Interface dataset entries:
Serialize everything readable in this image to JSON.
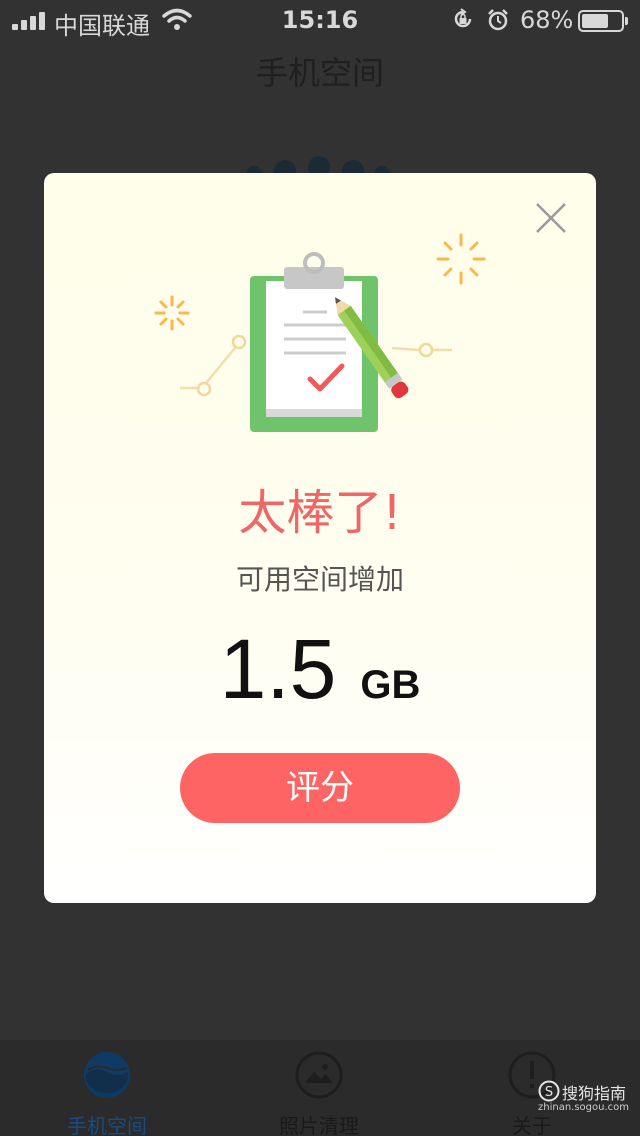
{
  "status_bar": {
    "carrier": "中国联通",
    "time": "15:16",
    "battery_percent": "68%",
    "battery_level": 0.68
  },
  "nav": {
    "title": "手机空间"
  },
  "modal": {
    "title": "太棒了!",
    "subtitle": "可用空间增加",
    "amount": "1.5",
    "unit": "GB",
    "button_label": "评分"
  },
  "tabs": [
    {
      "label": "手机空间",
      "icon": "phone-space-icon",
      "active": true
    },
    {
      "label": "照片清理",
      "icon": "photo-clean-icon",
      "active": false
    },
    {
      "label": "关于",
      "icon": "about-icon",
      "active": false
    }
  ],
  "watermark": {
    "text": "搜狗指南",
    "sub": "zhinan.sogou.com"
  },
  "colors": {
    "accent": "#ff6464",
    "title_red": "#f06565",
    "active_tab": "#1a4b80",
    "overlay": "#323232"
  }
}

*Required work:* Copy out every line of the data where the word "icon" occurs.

*Answer for this exercise:*
      "icon": "phone-space-icon",
      "icon": "photo-clean-icon",
      "icon": "about-icon",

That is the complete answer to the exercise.